== TASK BRIEF ==
Search the records for the word "bootstrap" and copy every line in which it occurs.

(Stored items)
· · · · · · ·

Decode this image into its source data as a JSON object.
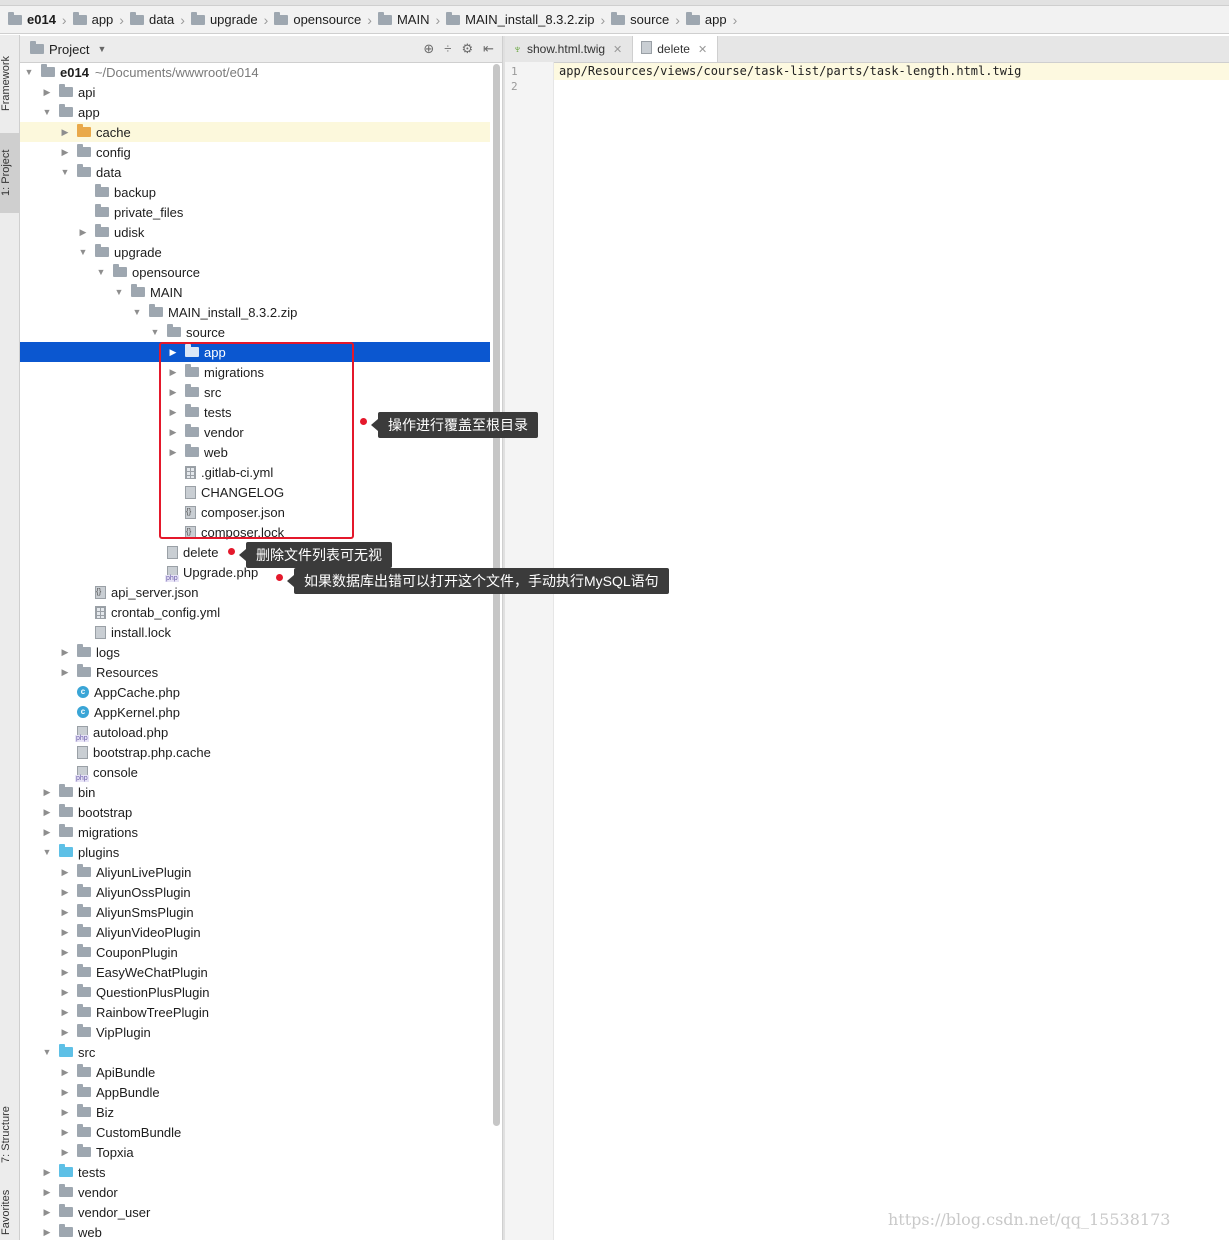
{
  "breadcrumb": [
    "e014",
    "app",
    "data",
    "upgrade",
    "opensource",
    "MAIN",
    "MAIN_install_8.3.2.zip",
    "source",
    "app"
  ],
  "side_tabs": {
    "framework": "Framework",
    "project": "1: Project",
    "structure": "7: Structure",
    "favorites": "Favorites"
  },
  "panel": {
    "title": "Project"
  },
  "tabs": [
    {
      "label": "show.html.twig"
    },
    {
      "label": "delete"
    }
  ],
  "editor": {
    "line_numbers": [
      "1",
      "2"
    ],
    "code": "app/Resources/views/course/task-list/parts/task-length.html.twig"
  },
  "tree": [
    {
      "label": "e014",
      "sub": "~/Documents/wwwroot/e014",
      "depth": 0,
      "arrow": "open",
      "icon": "folder",
      "bold": true
    },
    {
      "label": "api",
      "depth": 1,
      "arrow": "closed",
      "icon": "folder"
    },
    {
      "label": "app",
      "depth": 1,
      "arrow": "open",
      "icon": "folder"
    },
    {
      "label": "cache",
      "depth": 2,
      "arrow": "closed",
      "icon": "folder-orange",
      "state": "hl"
    },
    {
      "label": "config",
      "depth": 2,
      "arrow": "closed",
      "icon": "folder"
    },
    {
      "label": "data",
      "depth": 2,
      "arrow": "open",
      "icon": "folder"
    },
    {
      "label": "backup",
      "depth": 3,
      "arrow": "none",
      "icon": "folder"
    },
    {
      "label": "private_files",
      "depth": 3,
      "arrow": "none",
      "icon": "folder"
    },
    {
      "label": "udisk",
      "depth": 3,
      "arrow": "closed",
      "icon": "folder"
    },
    {
      "label": "upgrade",
      "depth": 3,
      "arrow": "open",
      "icon": "folder"
    },
    {
      "label": "opensource",
      "depth": 4,
      "arrow": "open",
      "icon": "folder"
    },
    {
      "label": "MAIN",
      "depth": 5,
      "arrow": "open",
      "icon": "folder"
    },
    {
      "label": "MAIN_install_8.3.2.zip",
      "depth": 6,
      "arrow": "open",
      "icon": "folder"
    },
    {
      "label": "source",
      "depth": 7,
      "arrow": "open",
      "icon": "folder"
    },
    {
      "label": "app",
      "depth": 8,
      "arrow": "closed",
      "icon": "folder-white",
      "state": "sel"
    },
    {
      "label": "migrations",
      "depth": 8,
      "arrow": "closed",
      "icon": "folder"
    },
    {
      "label": "src",
      "depth": 8,
      "arrow": "closed",
      "icon": "folder"
    },
    {
      "label": "tests",
      "depth": 8,
      "arrow": "closed",
      "icon": "folder"
    },
    {
      "label": "vendor",
      "depth": 8,
      "arrow": "closed",
      "icon": "folder"
    },
    {
      "label": "web",
      "depth": 8,
      "arrow": "closed",
      "icon": "folder"
    },
    {
      "label": ".gitlab-ci.yml",
      "depth": 8,
      "arrow": "none",
      "icon": "yml"
    },
    {
      "label": "CHANGELOG",
      "depth": 8,
      "arrow": "none",
      "icon": "file"
    },
    {
      "label": "composer.json",
      "depth": 8,
      "arrow": "none",
      "icon": "json"
    },
    {
      "label": "composer.lock",
      "depth": 8,
      "arrow": "none",
      "icon": "json"
    },
    {
      "label": "delete",
      "depth": 7,
      "arrow": "none",
      "icon": "file"
    },
    {
      "label": "Upgrade.php",
      "depth": 7,
      "arrow": "none",
      "icon": "php"
    },
    {
      "label": "api_server.json",
      "depth": 3,
      "arrow": "none",
      "icon": "json"
    },
    {
      "label": "crontab_config.yml",
      "depth": 3,
      "arrow": "none",
      "icon": "yml"
    },
    {
      "label": "install.lock",
      "depth": 3,
      "arrow": "none",
      "icon": "file"
    },
    {
      "label": "logs",
      "depth": 2,
      "arrow": "closed",
      "icon": "folder"
    },
    {
      "label": "Resources",
      "depth": 2,
      "arrow": "closed",
      "icon": "folder"
    },
    {
      "label": "AppCache.php",
      "depth": 2,
      "arrow": "none",
      "icon": "class"
    },
    {
      "label": "AppKernel.php",
      "depth": 2,
      "arrow": "none",
      "icon": "class"
    },
    {
      "label": "autoload.php",
      "depth": 2,
      "arrow": "none",
      "icon": "php"
    },
    {
      "label": "bootstrap.php.cache",
      "depth": 2,
      "arrow": "none",
      "icon": "file"
    },
    {
      "label": "console",
      "depth": 2,
      "arrow": "none",
      "icon": "php"
    },
    {
      "label": "bin",
      "depth": 1,
      "arrow": "closed",
      "icon": "folder"
    },
    {
      "label": "bootstrap",
      "depth": 1,
      "arrow": "closed",
      "icon": "folder"
    },
    {
      "label": "migrations",
      "depth": 1,
      "arrow": "closed",
      "icon": "folder"
    },
    {
      "label": "plugins",
      "depth": 1,
      "arrow": "open",
      "icon": "folder-blue"
    },
    {
      "label": "AliyunLivePlugin",
      "depth": 2,
      "arrow": "closed",
      "icon": "folder"
    },
    {
      "label": "AliyunOssPlugin",
      "depth": 2,
      "arrow": "closed",
      "icon": "folder"
    },
    {
      "label": "AliyunSmsPlugin",
      "depth": 2,
      "arrow": "closed",
      "icon": "folder"
    },
    {
      "label": "AliyunVideoPlugin",
      "depth": 2,
      "arrow": "closed",
      "icon": "folder"
    },
    {
      "label": "CouponPlugin",
      "depth": 2,
      "arrow": "closed",
      "icon": "folder"
    },
    {
      "label": "EasyWeChatPlugin",
      "depth": 2,
      "arrow": "closed",
      "icon": "folder"
    },
    {
      "label": "QuestionPlusPlugin",
      "depth": 2,
      "arrow": "closed",
      "icon": "folder"
    },
    {
      "label": "RainbowTreePlugin",
      "depth": 2,
      "arrow": "closed",
      "icon": "folder"
    },
    {
      "label": "VipPlugin",
      "depth": 2,
      "arrow": "closed",
      "icon": "folder"
    },
    {
      "label": "src",
      "depth": 1,
      "arrow": "open",
      "icon": "folder-blue"
    },
    {
      "label": "ApiBundle",
      "depth": 2,
      "arrow": "closed",
      "icon": "folder"
    },
    {
      "label": "AppBundle",
      "depth": 2,
      "arrow": "closed",
      "icon": "folder"
    },
    {
      "label": "Biz",
      "depth": 2,
      "arrow": "closed",
      "icon": "folder"
    },
    {
      "label": "CustomBundle",
      "depth": 2,
      "arrow": "closed",
      "icon": "folder"
    },
    {
      "label": "Topxia",
      "depth": 2,
      "arrow": "closed",
      "icon": "folder"
    },
    {
      "label": "tests",
      "depth": 1,
      "arrow": "closed",
      "icon": "folder-blue"
    },
    {
      "label": "vendor",
      "depth": 1,
      "arrow": "closed",
      "icon": "folder"
    },
    {
      "label": "vendor_user",
      "depth": 1,
      "arrow": "closed",
      "icon": "folder"
    },
    {
      "label": "web",
      "depth": 1,
      "arrow": "closed",
      "icon": "folder"
    }
  ],
  "annotations": {
    "overwrite": "操作进行覆盖至根目录",
    "delete_note": "删除文件列表可无视",
    "upgrade_note": "如果数据库出错可以打开这个文件，手动执行MySQL语句"
  },
  "watermark": "https://blog.csdn.net/qq_15538173"
}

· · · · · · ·

== COMPLETED EXERCISE ==
      "label": "bootstrap.php.cache",
      "label": "bootstrap",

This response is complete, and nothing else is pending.